(Excerpts from an interface dataset)
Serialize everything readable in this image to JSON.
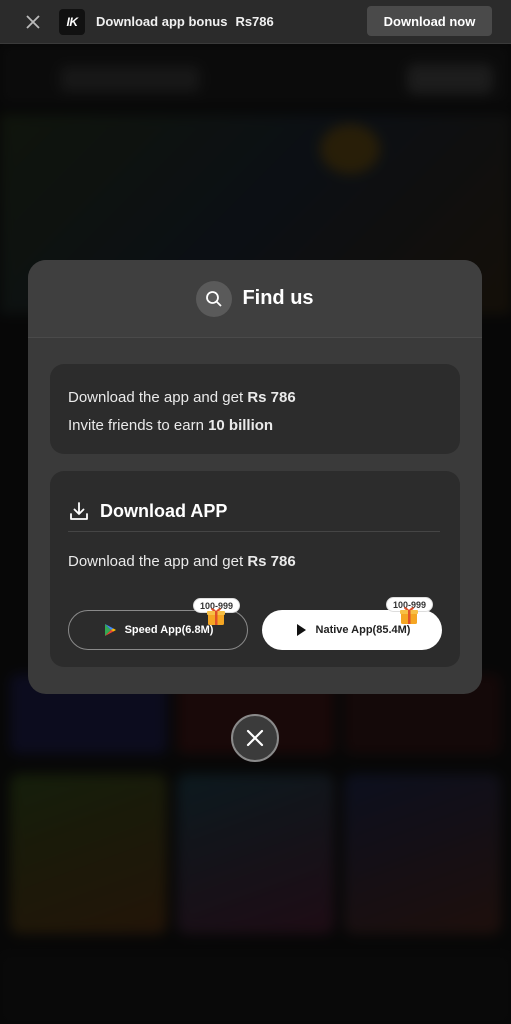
{
  "banner": {
    "close_icon": "close-icon",
    "logo_text": "IK",
    "text": "Download app bonus",
    "amount": "Rs786",
    "button_label": "Download now"
  },
  "modal": {
    "title": "Find us",
    "title_icon": "search-icon",
    "promo": {
      "line1_prefix": "Download the app and get ",
      "line1_amount": "Rs 786",
      "line2_prefix": "Invite friends to earn ",
      "line2_amount": "10 billion"
    },
    "download": {
      "icon": "download-icon",
      "title": "Download APP",
      "sub_prefix": "Download the app and get ",
      "sub_amount": "Rs 786",
      "speed_app": {
        "label": "Speed App(6.8M)",
        "badge": "100-999",
        "icon": "google-play-icon"
      },
      "native_app": {
        "label": "Native App(85.4M)",
        "badge": "100-999",
        "icon": "play-icon"
      }
    },
    "close_icon": "close-icon"
  },
  "colors": {
    "banner_bg": "#2b2b2b",
    "modal_bg": "#3a3a3a",
    "card_bg": "#2c2c2c",
    "native_btn_bg": "#ffffff"
  }
}
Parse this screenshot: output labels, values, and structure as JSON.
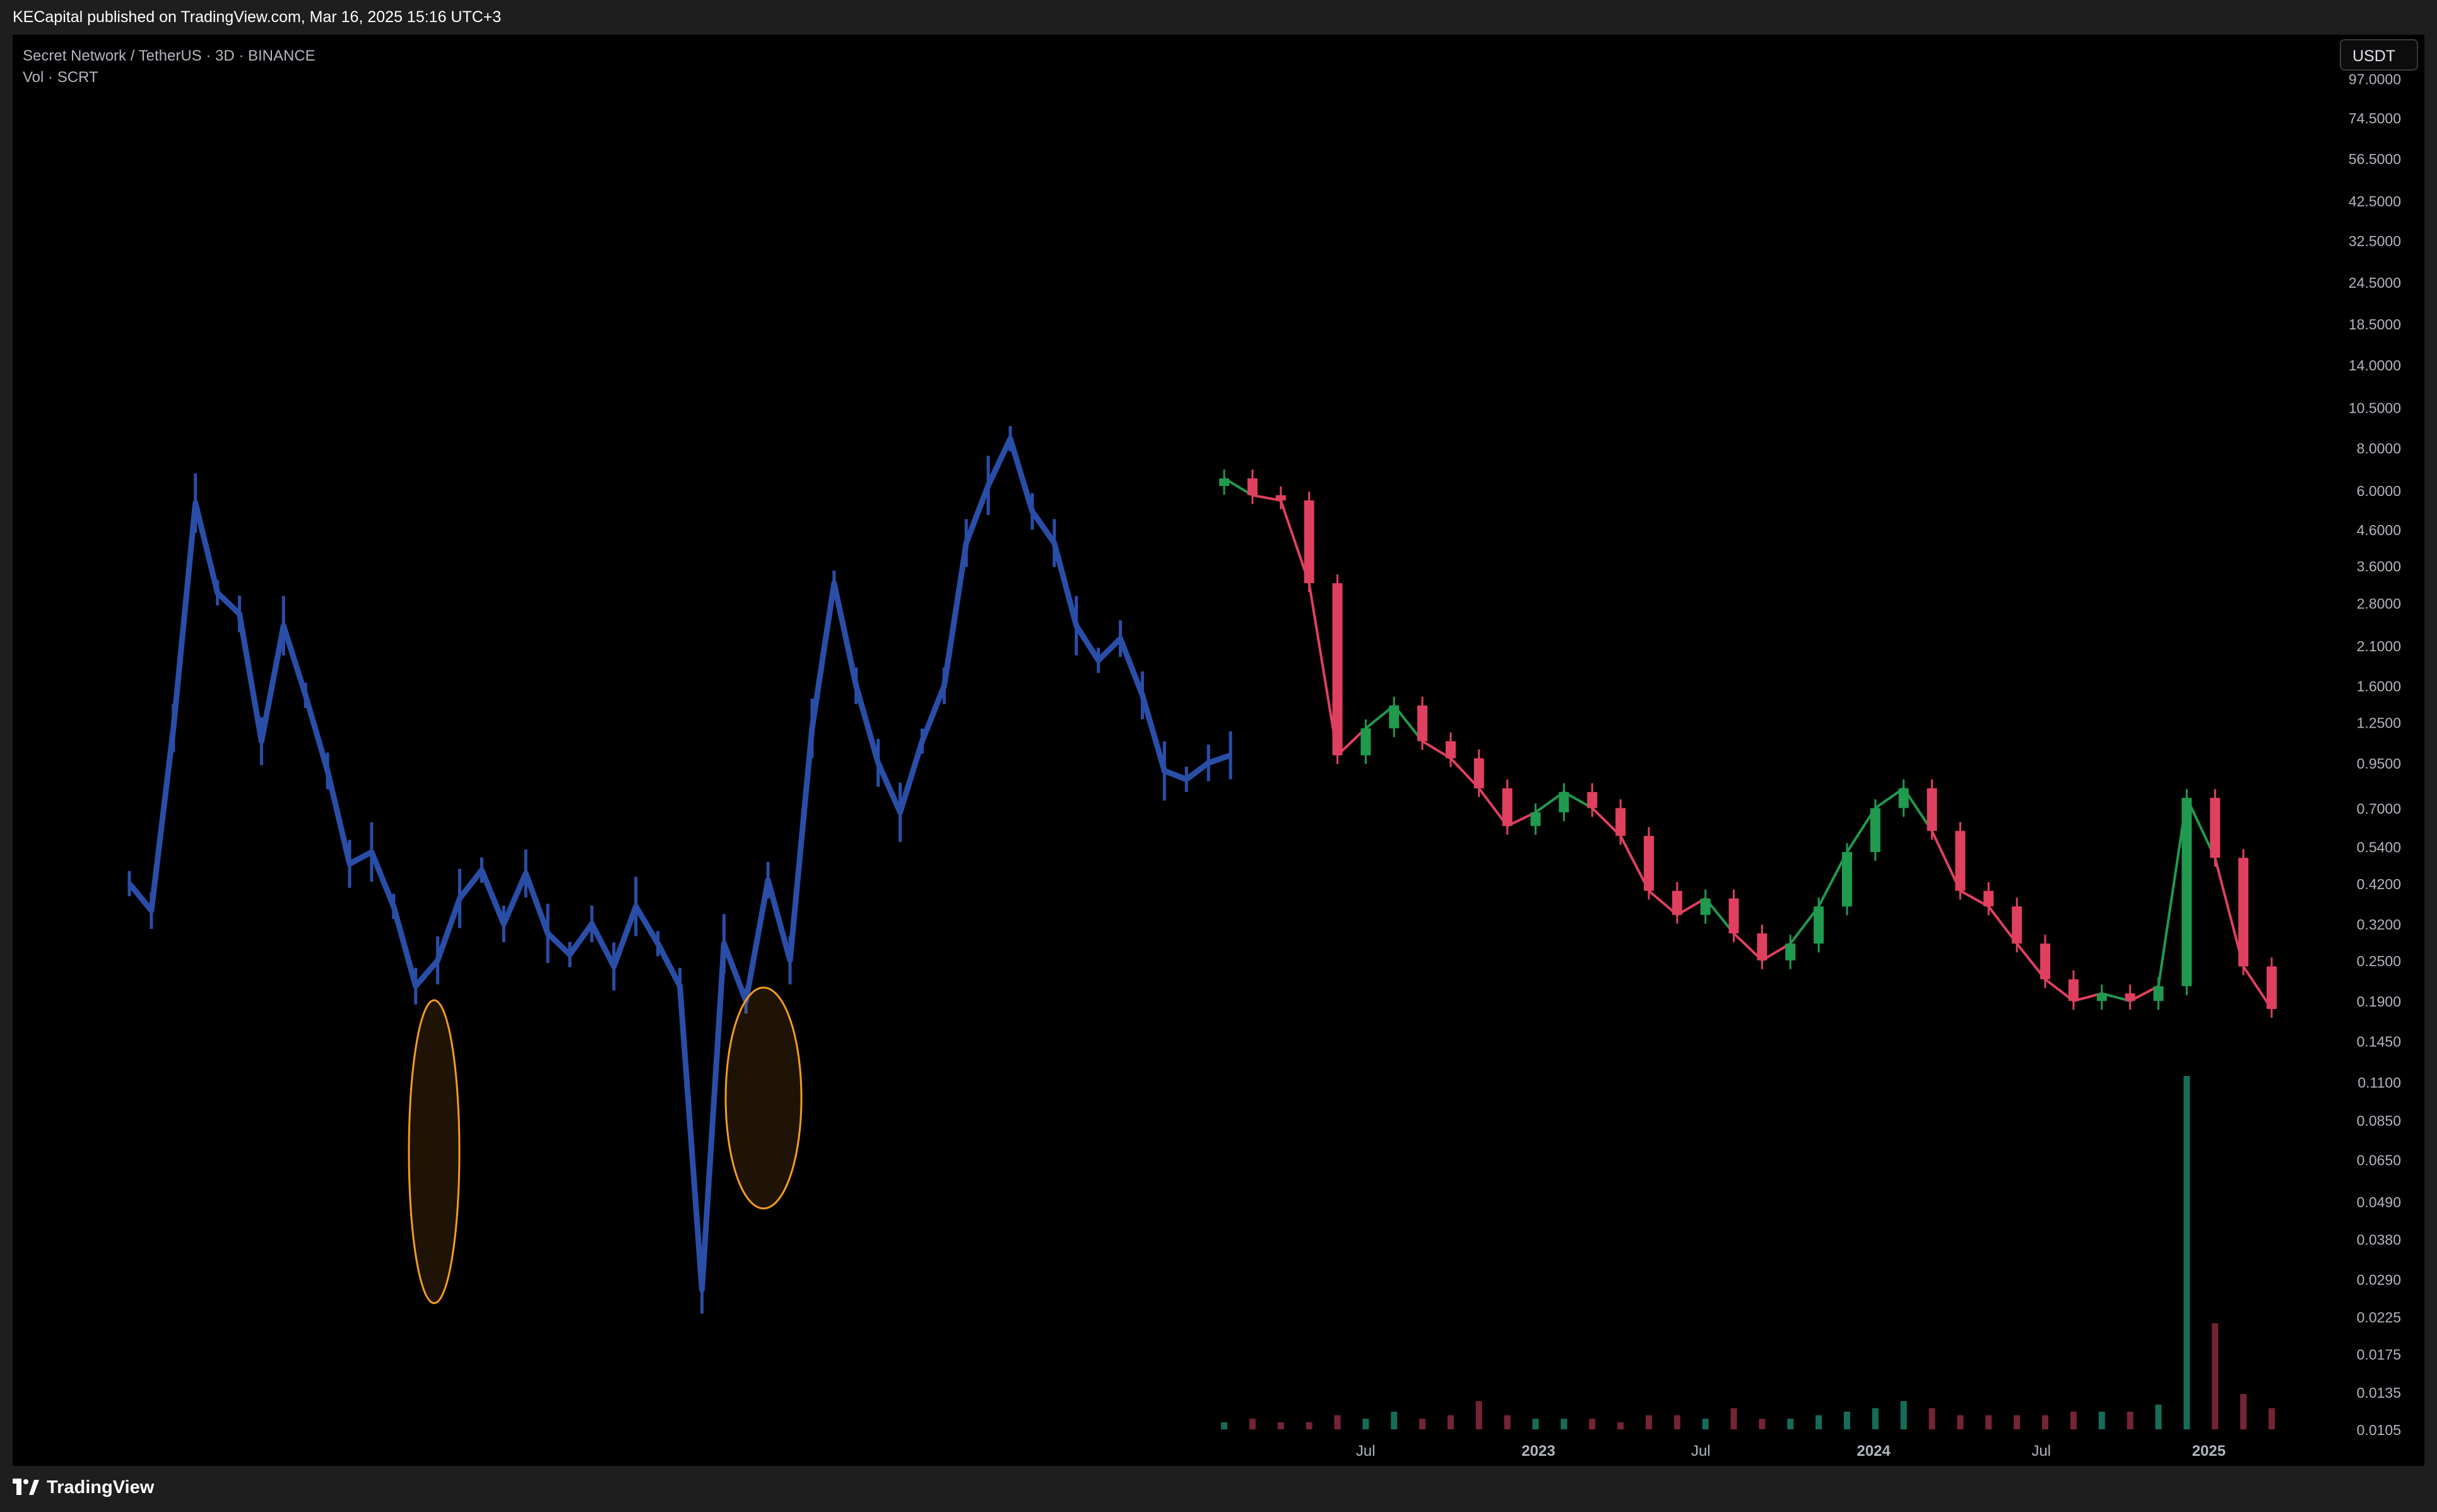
{
  "header": {
    "publisher_line": "KECapital published on TradingView.com, Mar 16, 2025 15:16 UTC+3"
  },
  "legend": {
    "symbol_line": "Secret Network / TetherUS · 3D · BINANCE",
    "volume_line": "Vol · SCRT"
  },
  "currency_button": "USDT",
  "footer": {
    "brand": "TradingView"
  },
  "colors": {
    "background": "#000000",
    "simulated_history": "#2a4ea8",
    "candle_up": "#1f9a4f",
    "candle_down": "#e0405f",
    "highlight_ring": "#f39c1f",
    "axis_text": "#b2b5be"
  },
  "chart_data": {
    "type": "line",
    "title": "Secret Network / TetherUS · 3D · BINANCE",
    "scale": "log",
    "ylim": [
      0.0105,
      125
    ],
    "x_ticks": [
      "Jul",
      "2023",
      "Jul",
      "2024",
      "Jul",
      "2025"
    ],
    "y_ticks": [
      "97.0000",
      "74.5000",
      "56.5000",
      "42.5000",
      "32.5000",
      "24.5000",
      "18.5000",
      "14.0000",
      "10.5000",
      "8.0000",
      "6.0000",
      "4.6000",
      "3.6000",
      "2.8000",
      "2.1000",
      "1.6000",
      "1.2500",
      "0.9500",
      "0.7000",
      "0.5400",
      "0.4200",
      "0.3200",
      "0.2500",
      "0.1900",
      "0.1450",
      "0.1100",
      "0.0850",
      "0.0650",
      "0.0490",
      "0.0380",
      "0.0290",
      "0.0225",
      "0.0175",
      "0.0135",
      "0.0105"
    ],
    "series": [
      {
        "kind": "projected-fractal",
        "color": "#2a4ea8",
        "x": [
          0,
          2,
          4,
          6,
          8,
          10,
          12,
          14,
          16,
          18,
          20,
          22,
          24,
          26,
          28,
          30,
          32,
          34,
          36,
          38,
          40,
          42,
          44,
          46,
          48,
          50,
          52,
          54,
          56,
          58,
          60,
          62,
          64,
          66,
          68,
          70,
          72,
          74,
          76,
          78,
          80,
          82,
          84,
          86,
          88,
          90,
          92,
          94,
          96,
          98,
          100
        ],
        "y": [
          0.42,
          0.35,
          1.2,
          5.5,
          3.0,
          2.6,
          1.1,
          2.4,
          1.5,
          0.9,
          0.48,
          0.52,
          0.36,
          0.21,
          0.25,
          0.38,
          0.46,
          0.32,
          0.45,
          0.3,
          0.26,
          0.32,
          0.24,
          0.36,
          0.28,
          0.21,
          0.027,
          0.28,
          0.19,
          0.43,
          0.25,
          1.2,
          3.2,
          1.6,
          0.95,
          0.68,
          1.1,
          1.6,
          4.2,
          6.2,
          8.5,
          5.2,
          4.2,
          2.4,
          1.9,
          2.2,
          1.5,
          0.9,
          0.85,
          0.95,
          1.0
        ]
      },
      {
        "kind": "actual-candles",
        "color_up": "#1f9a4f",
        "color_down": "#e0405f",
        "x_dates": [
          "2022-02",
          "2022-03",
          "2022-04",
          "2022-05",
          "2022-06",
          "2022-07",
          "2022-08",
          "2022-09",
          "2022-10",
          "2022-11",
          "2022-12",
          "2023-01",
          "2023-02",
          "2023-03",
          "2023-04",
          "2023-05",
          "2023-06",
          "2023-07",
          "2023-08",
          "2023-09",
          "2023-10",
          "2023-11",
          "2023-12",
          "2024-01",
          "2024-02",
          "2024-03",
          "2024-04",
          "2024-05",
          "2024-06",
          "2024-07",
          "2024-08",
          "2024-09",
          "2024-10",
          "2024-11",
          "2024-12",
          "2025-01",
          "2025-02",
          "2025-03"
        ],
        "y": [
          6.5,
          5.8,
          5.6,
          3.2,
          1.0,
          1.2,
          1.4,
          1.1,
          0.98,
          0.8,
          0.62,
          0.68,
          0.78,
          0.7,
          0.58,
          0.4,
          0.34,
          0.38,
          0.3,
          0.25,
          0.28,
          0.36,
          0.52,
          0.7,
          0.8,
          0.6,
          0.4,
          0.36,
          0.28,
          0.22,
          0.19,
          0.2,
          0.19,
          0.21,
          0.75,
          0.5,
          0.24,
          0.18
        ]
      }
    ],
    "volume": {
      "label": "Vol · SCRT",
      "note_peaks_index": [
        34,
        35
      ],
      "relative_values": [
        0.02,
        0.03,
        0.02,
        0.02,
        0.04,
        0.03,
        0.05,
        0.03,
        0.04,
        0.08,
        0.04,
        0.03,
        0.03,
        0.03,
        0.02,
        0.04,
        0.04,
        0.03,
        0.06,
        0.03,
        0.03,
        0.04,
        0.05,
        0.06,
        0.08,
        0.06,
        0.04,
        0.04,
        0.04,
        0.04,
        0.05,
        0.05,
        0.05,
        0.07,
        1.0,
        0.3,
        0.1,
        0.06
      ]
    },
    "annotations": [
      {
        "type": "ellipse",
        "label": ""
      },
      {
        "type": "ellipse",
        "label": ""
      }
    ]
  }
}
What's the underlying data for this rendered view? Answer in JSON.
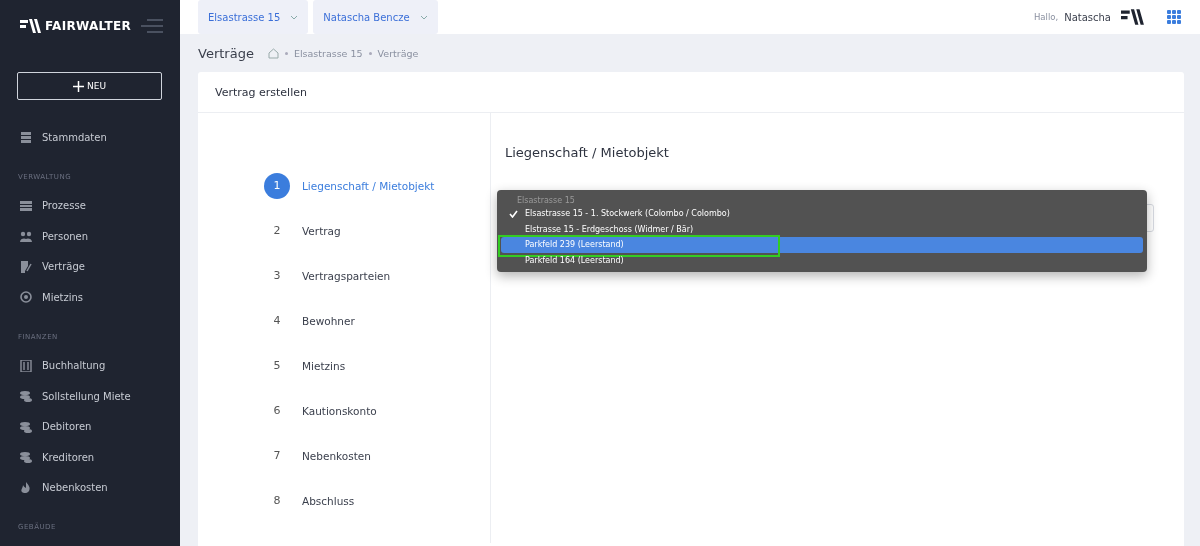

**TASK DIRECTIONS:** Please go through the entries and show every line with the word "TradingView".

**WORKED SOLUTION:**
    "publisher_line": "KECapital published on TradingView.com, Mar 16, 2025 15:16 UTC+3"
    "brand": "TradingView"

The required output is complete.